- Opening Delimiter -

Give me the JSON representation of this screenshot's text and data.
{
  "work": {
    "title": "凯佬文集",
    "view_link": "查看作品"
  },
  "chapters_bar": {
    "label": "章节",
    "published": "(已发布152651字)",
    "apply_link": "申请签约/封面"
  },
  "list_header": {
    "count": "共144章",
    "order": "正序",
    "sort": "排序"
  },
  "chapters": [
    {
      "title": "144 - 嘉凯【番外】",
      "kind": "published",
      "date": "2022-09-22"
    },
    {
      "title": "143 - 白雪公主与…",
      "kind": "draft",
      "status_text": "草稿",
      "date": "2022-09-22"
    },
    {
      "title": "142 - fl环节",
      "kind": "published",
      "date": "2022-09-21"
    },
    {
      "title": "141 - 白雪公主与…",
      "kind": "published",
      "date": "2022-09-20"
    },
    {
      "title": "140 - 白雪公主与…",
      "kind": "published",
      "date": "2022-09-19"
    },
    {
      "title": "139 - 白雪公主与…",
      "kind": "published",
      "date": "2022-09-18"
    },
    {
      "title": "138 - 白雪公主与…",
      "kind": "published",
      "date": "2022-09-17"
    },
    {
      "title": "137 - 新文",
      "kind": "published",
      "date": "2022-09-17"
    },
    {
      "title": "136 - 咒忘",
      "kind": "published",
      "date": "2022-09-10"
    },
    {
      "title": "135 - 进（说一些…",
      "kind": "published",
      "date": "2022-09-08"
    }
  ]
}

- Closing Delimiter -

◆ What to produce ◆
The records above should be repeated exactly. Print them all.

◆ Output below ◆
Give me the JSON representation of this screenshot's text and data.
{
  "work": {
    "title": "凯佬文集",
    "view_link": "查看作品"
  },
  "chapters_bar": {
    "label": "章节",
    "published": "(已发布152651字)",
    "apply_link": "申请签约/封面"
  },
  "list_header": {
    "count": "共144章",
    "order": "正序",
    "sort": "排序"
  },
  "chapters": [
    {
      "title": "144 - 嘉凯【番外】",
      "kind": "published",
      "date": "2022-09-22"
    },
    {
      "title": "143 - 白雪公主与…",
      "kind": "draft",
      "status_text": "草稿",
      "date": "2022-09-22"
    },
    {
      "title": "142 - fl环节",
      "kind": "published",
      "date": "2022-09-21"
    },
    {
      "title": "141 - 白雪公主与…",
      "kind": "published",
      "date": "2022-09-20"
    },
    {
      "title": "140 - 白雪公主与…",
      "kind": "published",
      "date": "2022-09-19"
    },
    {
      "title": "139 - 白雪公主与…",
      "kind": "published",
      "date": "2022-09-18"
    },
    {
      "title": "138 - 白雪公主与…",
      "kind": "published",
      "date": "2022-09-17"
    },
    {
      "title": "137 - 新文",
      "kind": "published",
      "date": "2022-09-17"
    },
    {
      "title": "136 - 咒忘",
      "kind": "published",
      "date": "2022-09-10"
    },
    {
      "title": "135 - 进（说一些…",
      "kind": "published",
      "date": "2022-09-08"
    }
  ]
}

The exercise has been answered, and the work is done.